Required work ▸ Where an entry holds an image, skip the image but reproduce the rest word for word.

==========

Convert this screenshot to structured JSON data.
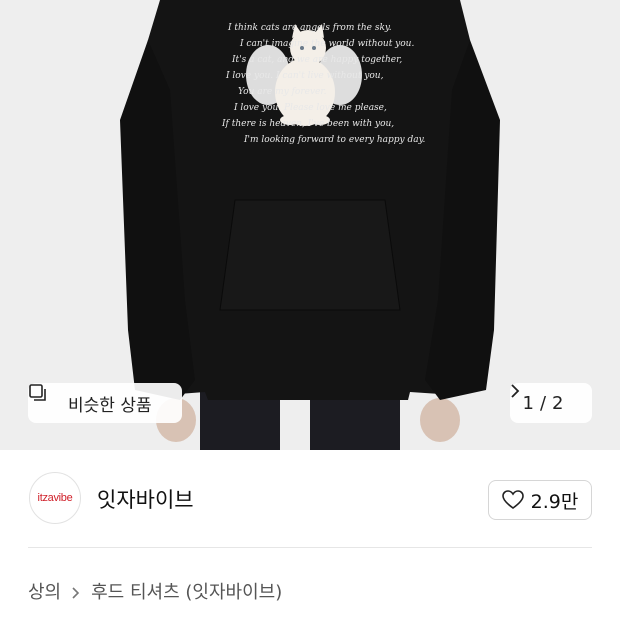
{
  "product_image": {
    "print_lines": [
      "I think cats are angels from the sky.",
      "I can't imagine the world without you.",
      "It's a cat, and we are happy together,",
      "I love you. I can't live without you,",
      "You are my forever.",
      "I love you. Please love me please,",
      "If there is heaven, I've been with you,",
      "I'm looking forward to every happy day."
    ],
    "colors": {
      "background": "#eeeeee",
      "hoodie": "#141414",
      "print_text": "#e8e8e8",
      "cat": "#f4efe8"
    }
  },
  "similar_button": {
    "icon": "similar-items-icon",
    "label": "비슷한 상품"
  },
  "pager": {
    "current": "1",
    "separator": "/",
    "total": "2",
    "icon": "chevron-right-icon"
  },
  "brand": {
    "logo_text": "itzavibe",
    "name": "잇자바이브",
    "logo_color": "#d0202a"
  },
  "like": {
    "icon": "heart-icon",
    "count": "2.9만"
  },
  "breadcrumb": {
    "items": [
      "상의",
      "후드 티셔츠 (잇자바이브)"
    ],
    "separator_icon": "chevron-right-icon"
  }
}
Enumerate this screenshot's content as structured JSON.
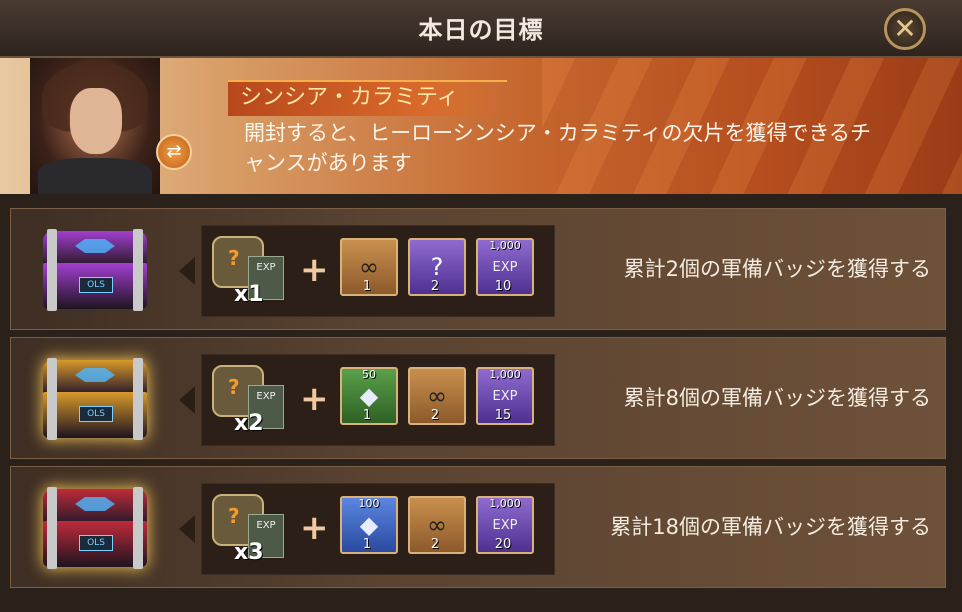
{
  "title": "本日の目標",
  "close_icon": "close-x-icon",
  "hero": {
    "name": "シンシア・カラミティ",
    "description": "開封すると、ヒーローシンシア・カラミティの欠片を獲得できるチャンスがあります",
    "swap_icon": "swap-icon"
  },
  "rows": [
    {
      "chest_color": "#a23fd0",
      "piece_label": "?",
      "book_label": "EXP",
      "multiplier": "x1",
      "plus": "+",
      "items": [
        {
          "icon": "binoculars-icon",
          "bg": "orange",
          "top": "",
          "count": "1"
        },
        {
          "icon": "mystery-puzzle-icon",
          "bg": "purple",
          "top": "",
          "count": "2"
        },
        {
          "icon": "exp-book-icon",
          "bg": "purple",
          "top": "1,000",
          "count": "10"
        }
      ],
      "task": "累計2個の軍備バッジを獲得する"
    },
    {
      "chest_color": "#d89a2a",
      "piece_label": "?",
      "book_label": "EXP",
      "multiplier": "x2",
      "plus": "+",
      "items": [
        {
          "icon": "diamond-icon",
          "bg": "green",
          "top": "50",
          "count": "1"
        },
        {
          "icon": "binoculars-icon",
          "bg": "orange",
          "top": "",
          "count": "2"
        },
        {
          "icon": "exp-book-icon",
          "bg": "purple",
          "top": "1,000",
          "count": "15"
        }
      ],
      "task": "累計8個の軍備バッジを獲得する"
    },
    {
      "chest_color": "#c02a3a",
      "piece_label": "?",
      "book_label": "EXP",
      "multiplier": "x3",
      "plus": "+",
      "items": [
        {
          "icon": "diamond-icon",
          "bg": "blue",
          "top": "100",
          "count": "1"
        },
        {
          "icon": "binoculars-icon",
          "bg": "orange",
          "top": "",
          "count": "2"
        },
        {
          "icon": "exp-book-icon",
          "bg": "purple",
          "top": "1,000",
          "count": "20"
        }
      ],
      "task": "累計18個の軍備バッジを獲得する"
    }
  ]
}
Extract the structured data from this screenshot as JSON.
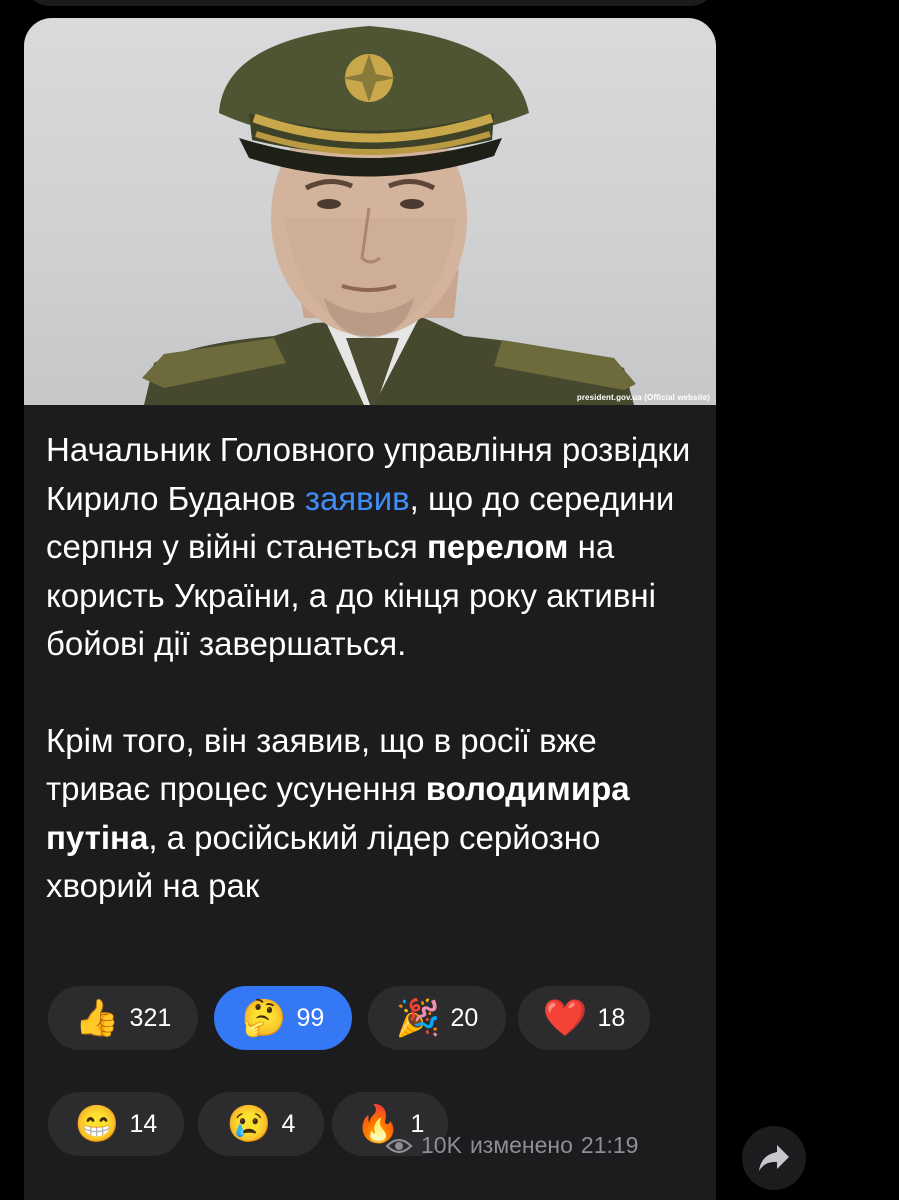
{
  "message": {
    "image_credit": "president.gov.ua (Official website)",
    "paragraphs": [
      [
        {
          "text": "Начальник Головного управління розвідки Кирило Буданов ",
          "style": "normal"
        },
        {
          "text": "заявив",
          "style": "link"
        },
        {
          "text": ", що до середини серпня у війні станеться ",
          "style": "normal"
        },
        {
          "text": "перелом",
          "style": "bold"
        },
        {
          "text": " на користь України, а до кінця року активні бойові дії завершаться.",
          "style": "normal"
        }
      ],
      [
        {
          "text": "Крім того, він заявив, що в росії вже триває процес усунення ",
          "style": "normal"
        },
        {
          "text": "володимира путіна",
          "style": "bold"
        },
        {
          "text": ", а російський лідер серйозно хворий на рак",
          "style": "normal"
        }
      ]
    ],
    "reactions": [
      {
        "emoji": "👍",
        "icon": "thumbs-up",
        "count": "321",
        "active": false
      },
      {
        "emoji": "🤔",
        "icon": "thinking-face",
        "count": "99",
        "active": true
      },
      {
        "emoji": "🎉",
        "icon": "party-popper",
        "count": "20",
        "active": false
      },
      {
        "emoji": "❤️",
        "icon": "red-heart",
        "count": "18",
        "active": false
      },
      {
        "emoji": "😁",
        "icon": "grinning-face",
        "count": "14",
        "active": false
      },
      {
        "emoji": "😢",
        "icon": "crying-face",
        "count": "4",
        "active": false
      },
      {
        "emoji": "🔥",
        "icon": "fire",
        "count": "1",
        "active": false
      }
    ],
    "footer": {
      "views": "10K",
      "edited_label": "изменено",
      "time": "21:19"
    }
  },
  "colors": {
    "background": "#000000",
    "bubble": "#1c1c1e",
    "pill": "#2c2c2e",
    "pill_active": "#3478f6",
    "link": "#3e8ef7",
    "meta_text": "#8e8e93"
  },
  "icons": {
    "views": "eye-icon",
    "share": "share-arrow-icon"
  }
}
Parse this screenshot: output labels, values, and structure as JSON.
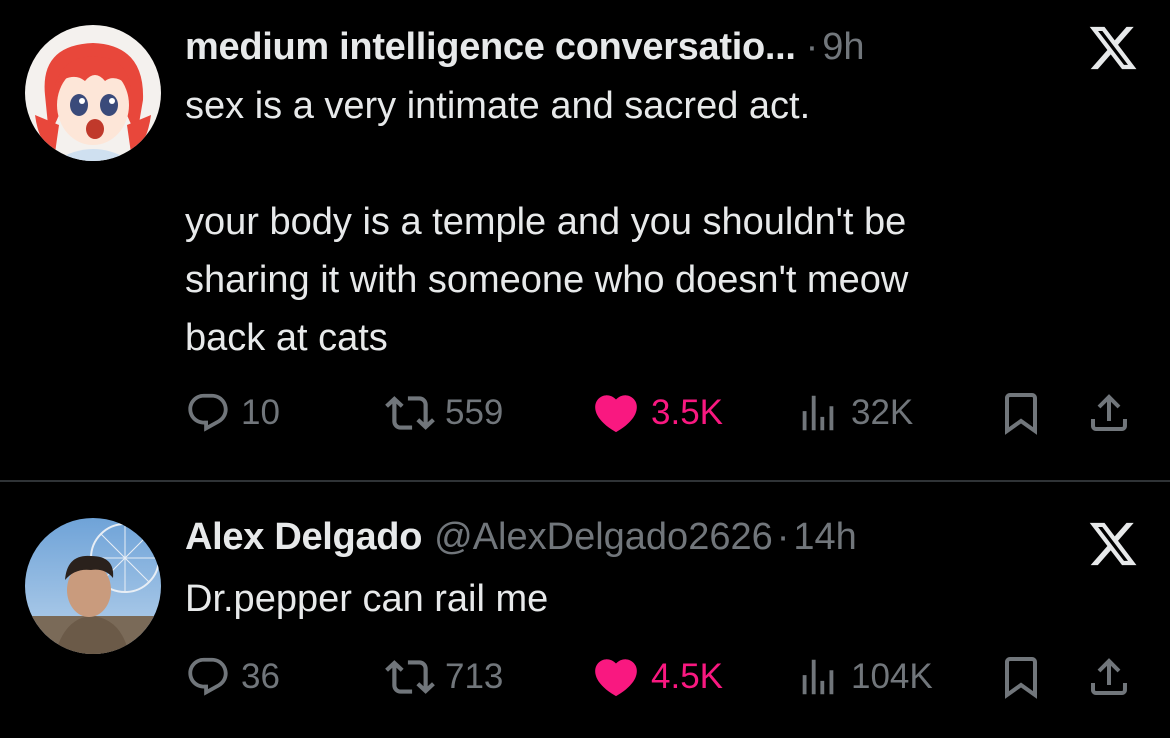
{
  "tweets": [
    {
      "display_name": "medium intelligence conversatio...",
      "handle": "",
      "separator": "·",
      "time": "9h",
      "text": "sex is a very intimate and sacred act.\n\nyour body is a temple and you shouldn't be\nsharing it with someone who doesn't meow\nback at cats",
      "replies": "10",
      "retweets": "559",
      "likes": "3.5K",
      "views": "32K",
      "liked": true
    },
    {
      "display_name": "Alex Delgado",
      "handle": "@AlexDelgado2626",
      "separator": "·",
      "time": "14h",
      "text": "Dr.pepper can rail me",
      "replies": "36",
      "retweets": "713",
      "likes": "4.5K",
      "views": "104K",
      "liked": true
    }
  ],
  "icons": {
    "brand": "x-logo-icon",
    "reply": "reply-icon",
    "retweet": "retweet-icon",
    "like": "heart-icon",
    "views": "views-icon",
    "bookmark": "bookmark-icon",
    "share": "share-icon"
  },
  "colors": {
    "background": "#000000",
    "text": "#e7e9ea",
    "secondary": "#71767b",
    "like": "#f91880",
    "divider": "#2f3336"
  }
}
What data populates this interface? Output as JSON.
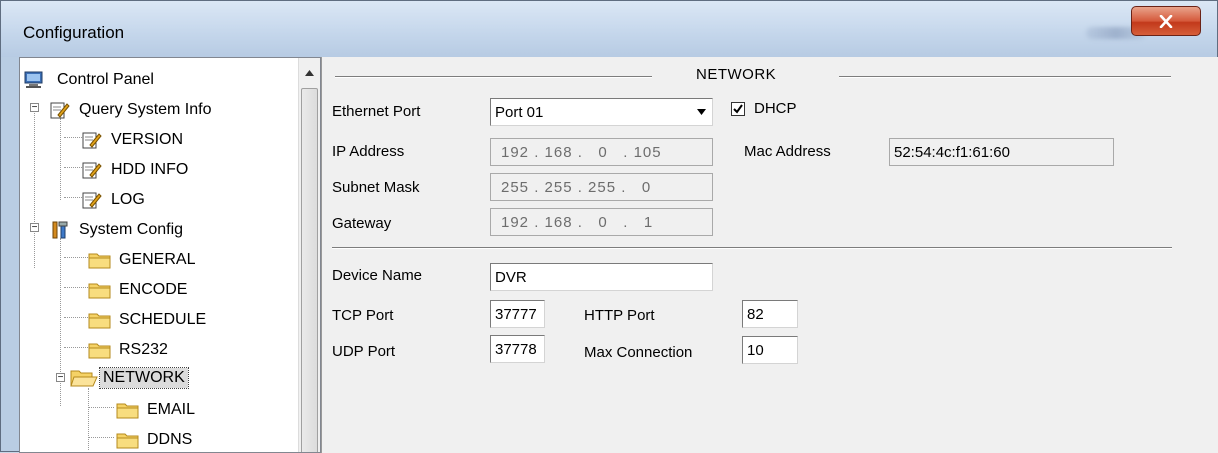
{
  "window": {
    "title": "Configuration",
    "close_label": "X"
  },
  "tree": {
    "items": [
      {
        "label": "Control Panel"
      },
      {
        "label": "Query System Info"
      },
      {
        "label": "VERSION"
      },
      {
        "label": "HDD INFO"
      },
      {
        "label": "LOG"
      },
      {
        "label": "System Config"
      },
      {
        "label": "GENERAL"
      },
      {
        "label": "ENCODE"
      },
      {
        "label": "SCHEDULE"
      },
      {
        "label": "RS232"
      },
      {
        "label": "NETWORK"
      },
      {
        "label": "EMAIL"
      },
      {
        "label": "DDNS"
      }
    ],
    "selected": "NETWORK"
  },
  "network": {
    "section_title": "NETWORK",
    "ethernet_port": {
      "label": "Ethernet Port",
      "value": "Port 01"
    },
    "dhcp": {
      "label": "DHCP",
      "checked": true
    },
    "ip_address": {
      "label": "IP Address",
      "value": "192 . 168 .   0   . 105"
    },
    "mac_address": {
      "label": "Mac Address",
      "value": "52:54:4c:f1:61:60"
    },
    "subnet_mask": {
      "label": "Subnet Mask",
      "value": "255 . 255 . 255 .   0"
    },
    "gateway": {
      "label": "Gateway",
      "value": "192 . 168 .   0   .   1"
    },
    "device_name": {
      "label": "Device Name",
      "value": "DVR"
    },
    "tcp_port": {
      "label": "TCP Port",
      "value": "37777"
    },
    "http_port": {
      "label": "HTTP Port",
      "value": "82"
    },
    "udp_port": {
      "label": "UDP Port",
      "value": "37778"
    },
    "max_connection": {
      "label": "Max Connection",
      "value": "10"
    }
  }
}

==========

Problem solution ▸
Convert this screenshot to structured JSON data.
{
  "product_image": {
    "print_lines": [
      "I think cats are angels from the sky.",
      "I can't imagine the world without you.",
      "It's a cat, and we are happy together,",
      "I love you. I can't live without you,",
      "You are my forever.",
      "I love you. Please love me please,",
      "If there is heaven, I've been with you,",
      "I'm looking forward to every happy day."
    ],
    "colors": {
      "background": "#eeeeee",
      "hoodie": "#141414",
      "print_text": "#e8e8e8",
      "cat": "#f4efe8"
    }
  },
  "similar_button": {
    "icon": "similar-items-icon",
    "label": "비슷한 상품"
  },
  "pager": {
    "current": "1",
    "separator": "/",
    "total": "2",
    "icon": "chevron-right-icon"
  },
  "brand": {
    "logo_text": "itzavibe",
    "name": "잇자바이브",
    "logo_color": "#d0202a"
  },
  "like": {
    "icon": "heart-icon",
    "count": "2.9만"
  },
  "breadcrumb": {
    "items": [
      "상의",
      "후드 티셔츠 (잇자바이브)"
    ],
    "separator_icon": "chevron-right-icon"
  }
}
Enumerate this screenshot's content as structured JSON.
{
  "title": "本日の目標",
  "close_icon": "close-x-icon",
  "hero": {
    "name": "シンシア・カラミティ",
    "description": "開封すると、ヒーローシンシア・カラミティの欠片を獲得できるチャンスがあります",
    "swap_icon": "swap-icon"
  },
  "rows": [
    {
      "chest_color": "#a23fd0",
      "piece_label": "?",
      "book_label": "EXP",
      "multiplier": "x1",
      "plus": "+",
      "items": [
        {
          "icon": "binoculars-icon",
          "bg": "orange",
          "top": "",
          "count": "1"
        },
        {
          "icon": "mystery-puzzle-icon",
          "bg": "purple",
          "top": "",
          "count": "2"
        },
        {
          "icon": "exp-book-icon",
          "bg": "purple",
          "top": "1,000",
          "count": "10"
        }
      ],
      "task": "累計2個の軍備バッジを獲得する"
    },
    {
      "chest_color": "#d89a2a",
      "piece_label": "?",
      "book_label": "EXP",
      "multiplier": "x2",
      "plus": "+",
      "items": [
        {
          "icon": "diamond-icon",
          "bg": "green",
          "top": "50",
          "count": "1"
        },
        {
          "icon": "binoculars-icon",
          "bg": "orange",
          "top": "",
          "count": "2"
        },
        {
          "icon": "exp-book-icon",
          "bg": "purple",
          "top": "1,000",
          "count": "15"
        }
      ],
      "task": "累計8個の軍備バッジを獲得する"
    },
    {
      "chest_color": "#c02a3a",
      "piece_label": "?",
      "book_label": "EXP",
      "multiplier": "x3",
      "plus": "+",
      "items": [
        {
          "icon": "diamond-icon",
          "bg": "blue",
          "top": "100",
          "count": "1"
        },
        {
          "icon": "binoculars-icon",
          "bg": "orange",
          "top": "",
          "count": "2"
        },
        {
          "icon": "exp-book-icon",
          "bg": "purple",
          "top": "1,000",
          "count": "20"
        }
      ],
      "task": "累計18個の軍備バッジを獲得する"
    }
  ]
}
Extract the structured data from this screenshot as JSON.
{
  "message": {
    "image_credit": "president.gov.ua (Official website)",
    "paragraphs": [
      [
        {
          "text": "Начальник Головного управління розвідки Кирило Буданов ",
          "style": "normal"
        },
        {
          "text": "заявив",
          "style": "link"
        },
        {
          "text": ", що до середини серпня у війні станеться ",
          "style": "normal"
        },
        {
          "text": "перелом",
          "style": "bold"
        },
        {
          "text": " на користь України, а до кінця року активні бойові дії завершаться.",
          "style": "normal"
        }
      ],
      [
        {
          "text": "Крім того, він заявив, що в росії вже триває процес усунення ",
          "style": "normal"
        },
        {
          "text": "володимира путіна",
          "style": "bold"
        },
        {
          "text": ", а російський лідер серйозно хворий на рак",
          "style": "normal"
        }
      ]
    ],
    "reactions": [
      {
        "emoji": "👍",
        "icon": "thumbs-up",
        "count": "321",
        "active": false
      },
      {
        "emoji": "🤔",
        "icon": "thinking-face",
        "count": "99",
        "active": true
      },
      {
        "emoji": "🎉",
        "icon": "party-popper",
        "count": "20",
        "active": false
      },
      {
        "emoji": "❤️",
        "icon": "red-heart",
        "count": "18",
        "active": false
      },
      {
        "emoji": "😁",
        "icon": "grinning-face",
        "count": "14",
        "active": false
      },
      {
        "emoji": "😢",
        "icon": "crying-face",
        "count": "4",
        "active": false
      },
      {
        "emoji": "🔥",
        "icon": "fire",
        "count": "1",
        "active": false
      }
    ],
    "footer": {
      "views": "10K",
      "edited_label": "изменено",
      "time": "21:19"
    }
  },
  "colors": {
    "background": "#000000",
    "bubble": "#1c1c1e",
    "pill": "#2c2c2e",
    "pill_active": "#3478f6",
    "link": "#3e8ef7",
    "meta_text": "#8e8e93"
  },
  "icons": {
    "views": "eye-icon",
    "share": "share-arrow-icon"
  }
}
Parse this screenshot: output labels, values, and structure as JSON.
{
  "tweets": [
    {
      "display_name": "medium intelligence conversatio...",
      "handle": "",
      "separator": "·",
      "time": "9h",
      "text": "sex is a very intimate and sacred act.\n\nyour body is a temple and you shouldn't be\nsharing it with someone who doesn't meow\nback at cats",
      "replies": "10",
      "retweets": "559",
      "likes": "3.5K",
      "views": "32K",
      "liked": true
    },
    {
      "display_name": "Alex Delgado",
      "handle": "@AlexDelgado2626",
      "separator": "·",
      "time": "14h",
      "text": "Dr.pepper can rail me",
      "replies": "36",
      "retweets": "713",
      "likes": "4.5K",
      "views": "104K",
      "liked": true
    }
  ],
  "icons": {
    "brand": "x-logo-icon",
    "reply": "reply-icon",
    "retweet": "retweet-icon",
    "like": "heart-icon",
    "views": "views-icon",
    "bookmark": "bookmark-icon",
    "share": "share-icon"
  },
  "colors": {
    "background": "#000000",
    "text": "#e7e9ea",
    "secondary": "#71767b",
    "like": "#f91880",
    "divider": "#2f3336"
  }
}
What data populates this interface? Output as JSON.
{
  "window": {
    "title": "Configuration",
    "close_label": "X"
  },
  "tree": {
    "items": [
      {
        "label": "Control Panel"
      },
      {
        "label": "Query System Info"
      },
      {
        "label": "VERSION"
      },
      {
        "label": "HDD INFO"
      },
      {
        "label": "LOG"
      },
      {
        "label": "System Config"
      },
      {
        "label": "GENERAL"
      },
      {
        "label": "ENCODE"
      },
      {
        "label": "SCHEDULE"
      },
      {
        "label": "RS232"
      },
      {
        "label": "NETWORK"
      },
      {
        "label": "EMAIL"
      },
      {
        "label": "DDNS"
      }
    ],
    "selected": "NETWORK"
  },
  "network": {
    "section_title": "NETWORK",
    "ethernet_port": {
      "label": "Ethernet Port",
      "value": "Port 01"
    },
    "dhcp": {
      "label": "DHCP",
      "checked": true
    },
    "ip_address": {
      "label": "IP Address",
      "value": "192 . 168 .   0   . 105"
    },
    "mac_address": {
      "label": "Mac Address",
      "value": "52:54:4c:f1:61:60"
    },
    "subnet_mask": {
      "label": "Subnet Mask",
      "value": "255 . 255 . 255 .   0"
    },
    "gateway": {
      "label": "Gateway",
      "value": "192 . 168 .   0   .   1"
    },
    "device_name": {
      "label": "Device Name",
      "value": "DVR"
    },
    "tcp_port": {
      "label": "TCP Port",
      "value": "37777"
    },
    "http_port": {
      "label": "HTTP Port",
      "value": "82"
    },
    "udp_port": {
      "label": "UDP Port",
      "value": "37778"
    },
    "max_connection": {
      "label": "Max Connection",
      "value": "10"
    }
  }
}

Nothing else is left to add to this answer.